Dataset excerpts
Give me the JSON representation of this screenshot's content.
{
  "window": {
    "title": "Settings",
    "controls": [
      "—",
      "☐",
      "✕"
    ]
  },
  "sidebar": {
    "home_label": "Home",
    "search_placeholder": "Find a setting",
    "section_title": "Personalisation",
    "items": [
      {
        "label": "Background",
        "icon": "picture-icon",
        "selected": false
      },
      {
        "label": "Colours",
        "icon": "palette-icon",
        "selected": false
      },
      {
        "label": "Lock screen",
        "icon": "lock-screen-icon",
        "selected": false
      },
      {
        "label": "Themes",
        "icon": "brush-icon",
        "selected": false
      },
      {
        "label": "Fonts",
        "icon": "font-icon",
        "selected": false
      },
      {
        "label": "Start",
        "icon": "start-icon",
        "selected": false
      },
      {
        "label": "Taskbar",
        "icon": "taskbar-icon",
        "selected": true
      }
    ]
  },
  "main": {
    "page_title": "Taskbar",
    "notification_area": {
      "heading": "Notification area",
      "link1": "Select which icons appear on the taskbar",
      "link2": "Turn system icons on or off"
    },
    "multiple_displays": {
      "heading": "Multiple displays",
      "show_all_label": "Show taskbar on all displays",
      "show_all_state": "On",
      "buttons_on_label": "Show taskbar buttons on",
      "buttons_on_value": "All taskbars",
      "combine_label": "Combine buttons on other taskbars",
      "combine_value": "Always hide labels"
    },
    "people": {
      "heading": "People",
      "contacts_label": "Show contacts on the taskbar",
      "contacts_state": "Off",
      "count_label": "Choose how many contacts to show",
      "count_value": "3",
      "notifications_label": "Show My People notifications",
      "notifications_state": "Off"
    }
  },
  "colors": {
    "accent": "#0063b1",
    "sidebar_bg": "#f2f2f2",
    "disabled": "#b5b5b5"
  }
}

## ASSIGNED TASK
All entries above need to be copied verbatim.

## RESULT
Give me the JSON representation of this screenshot's content.
{
  "window": {
    "title": "Settings",
    "controls": [
      "—",
      "☐",
      "✕"
    ]
  },
  "sidebar": {
    "home_label": "Home",
    "search_placeholder": "Find a setting",
    "section_title": "Personalisation",
    "items": [
      {
        "label": "Background",
        "icon": "picture-icon",
        "selected": false
      },
      {
        "label": "Colours",
        "icon": "palette-icon",
        "selected": false
      },
      {
        "label": "Lock screen",
        "icon": "lock-screen-icon",
        "selected": false
      },
      {
        "label": "Themes",
        "icon": "brush-icon",
        "selected": false
      },
      {
        "label": "Fonts",
        "icon": "font-icon",
        "selected": false
      },
      {
        "label": "Start",
        "icon": "start-icon",
        "selected": false
      },
      {
        "label": "Taskbar",
        "icon": "taskbar-icon",
        "selected": true
      }
    ]
  },
  "main": {
    "page_title": "Taskbar",
    "notification_area": {
      "heading": "Notification area",
      "link1": "Select which icons appear on the taskbar",
      "link2": "Turn system icons on or off"
    },
    "multiple_displays": {
      "heading": "Multiple displays",
      "show_all_label": "Show taskbar on all displays",
      "show_all_state": "On",
      "buttons_on_label": "Show taskbar buttons on",
      "buttons_on_value": "All taskbars",
      "combine_label": "Combine buttons on other taskbars",
      "combine_value": "Always hide labels"
    },
    "people": {
      "heading": "People",
      "contacts_label": "Show contacts on the taskbar",
      "contacts_state": "Off",
      "count_label": "Choose how many contacts to show",
      "count_value": "3",
      "notifications_label": "Show My People notifications",
      "notifications_state": "Off"
    }
  },
  "colors": {
    "accent": "#0063b1",
    "sidebar_bg": "#f2f2f2",
    "disabled": "#b5b5b5"
  }
}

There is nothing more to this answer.